[[ RAW DATA, beginning ]]

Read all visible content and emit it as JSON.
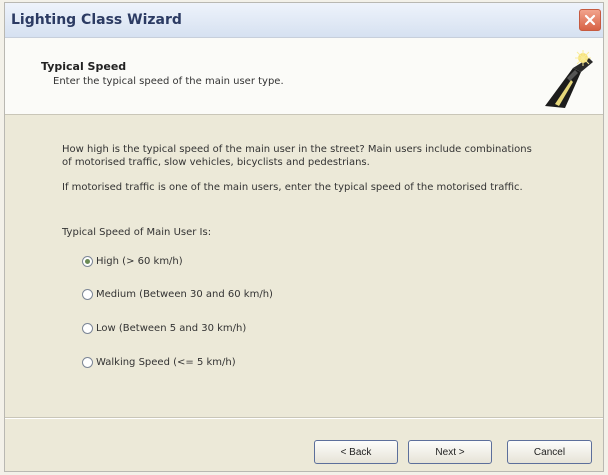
{
  "window": {
    "title": "Lighting Class Wizard"
  },
  "header": {
    "title": "Typical Speed",
    "subtitle": "Enter the typical speed of the main user type."
  },
  "content": {
    "paragraph1": "How high is the typical speed of the main user in the street? Main users include combinations of motorised traffic, slow vehicles, bicyclists and pedestrians.",
    "paragraph2": "If motorised traffic is one of the main users, enter the typical speed of the motorised traffic.",
    "group_label": "Typical Speed of Main User Is:",
    "options": [
      {
        "label": "High (> 60 km/h)",
        "checked": true
      },
      {
        "label": "Medium (Between 30 and 60 km/h)",
        "checked": false
      },
      {
        "label": "Low (Between 5 and 30 km/h)",
        "checked": false
      },
      {
        "label": "Walking Speed (<= 5 km/h)",
        "checked": false
      }
    ]
  },
  "buttons": {
    "back": "< Back",
    "next": "Next >",
    "cancel": "Cancel"
  },
  "icons": {
    "close": "close-icon",
    "logo": "street-light-logo-icon"
  },
  "colors": {
    "title_text": "#2c3b63",
    "close_button": "#d76245",
    "button_border": "#5c6f9b",
    "radio_checked_dot": "#6b8a55"
  }
}
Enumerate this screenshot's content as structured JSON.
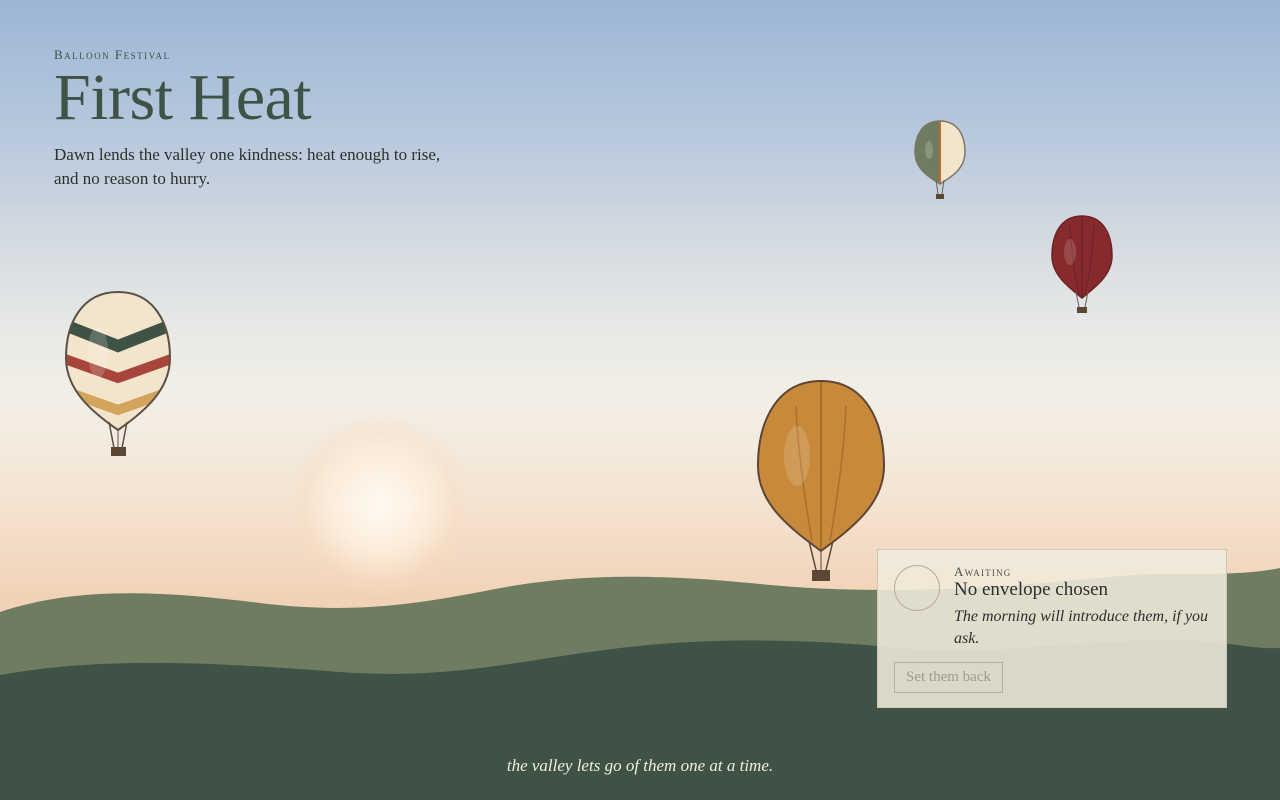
{
  "header": {
    "kicker": "Balloon Festival",
    "title": "First Heat",
    "tagline": "Dawn lends the valley one kindness: heat enough to rise, and no reason to hurry."
  },
  "balloons": [
    {
      "name": "chevron",
      "colors": [
        "#f3e4cc",
        "#3f5246",
        "#a8453a",
        "#d2a45c"
      ]
    },
    {
      "name": "amber",
      "colors": [
        "#c8893a",
        "#a8702a"
      ]
    },
    {
      "name": "split",
      "colors": [
        "#6e7d61",
        "#f3e4cc",
        "#c0672e"
      ]
    },
    {
      "name": "crimson",
      "colors": [
        "#862a2d",
        "#6e2224"
      ]
    }
  ],
  "panel": {
    "kicker": "Awaiting",
    "title": "No envelope chosen",
    "description": "The morning will introduce them, if you ask.",
    "button_label": "Set them back"
  },
  "footer": {
    "text": "the valley lets go of them one at a time."
  },
  "colors": {
    "sky_top": "#9db6d6",
    "horizon": "#f2d2b6",
    "far_hill": "#6e7d61",
    "near_hill": "#3f5246"
  }
}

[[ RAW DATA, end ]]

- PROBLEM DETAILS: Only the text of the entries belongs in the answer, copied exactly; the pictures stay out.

- RESULT FOR THIS TASK:
Read all visible content and emit it as JSON.
{
  "window": {
    "title": "Lighting Class Wizard"
  },
  "header": {
    "title": "Typical Speed",
    "subtitle": "Enter the typical speed of the main user type."
  },
  "content": {
    "paragraph1": "How high is the typical speed of the main user in the street? Main users include combinations of motorised traffic, slow vehicles, bicyclists and pedestrians.",
    "paragraph2": "If motorised traffic is one of the main users, enter the typical speed of the motorised traffic.",
    "group_label": "Typical Speed of Main User Is:",
    "options": [
      {
        "label": "High (> 60 km/h)",
        "checked": true
      },
      {
        "label": "Medium (Between 30 and 60 km/h)",
        "checked": false
      },
      {
        "label": "Low (Between 5 and 30 km/h)",
        "checked": false
      },
      {
        "label": "Walking Speed (<= 5 km/h)",
        "checked": false
      }
    ]
  },
  "buttons": {
    "back": "< Back",
    "next": "Next >",
    "cancel": "Cancel"
  },
  "icons": {
    "close": "close-icon",
    "logo": "street-light-logo-icon"
  },
  "colors": {
    "title_text": "#2c3b63",
    "close_button": "#d76245",
    "button_border": "#5c6f9b",
    "radio_checked_dot": "#6b8a55"
  }
}
Enumerate this screenshot's content as structured JSON.
{
  "header": {
    "kicker": "Balloon Festival",
    "title": "First Heat",
    "tagline": "Dawn lends the valley one kindness: heat enough to rise, and no reason to hurry."
  },
  "balloons": [
    {
      "name": "chevron",
      "colors": [
        "#f3e4cc",
        "#3f5246",
        "#a8453a",
        "#d2a45c"
      ]
    },
    {
      "name": "amber",
      "colors": [
        "#c8893a",
        "#a8702a"
      ]
    },
    {
      "name": "split",
      "colors": [
        "#6e7d61",
        "#f3e4cc",
        "#c0672e"
      ]
    },
    {
      "name": "crimson",
      "colors": [
        "#862a2d",
        "#6e2224"
      ]
    }
  ],
  "panel": {
    "kicker": "Awaiting",
    "title": "No envelope chosen",
    "description": "The morning will introduce them, if you ask.",
    "button_label": "Set them back"
  },
  "footer": {
    "text": "the valley lets go of them one at a time."
  },
  "colors": {
    "sky_top": "#9db6d6",
    "horizon": "#f2d2b6",
    "far_hill": "#6e7d61",
    "near_hill": "#3f5246"
  }
}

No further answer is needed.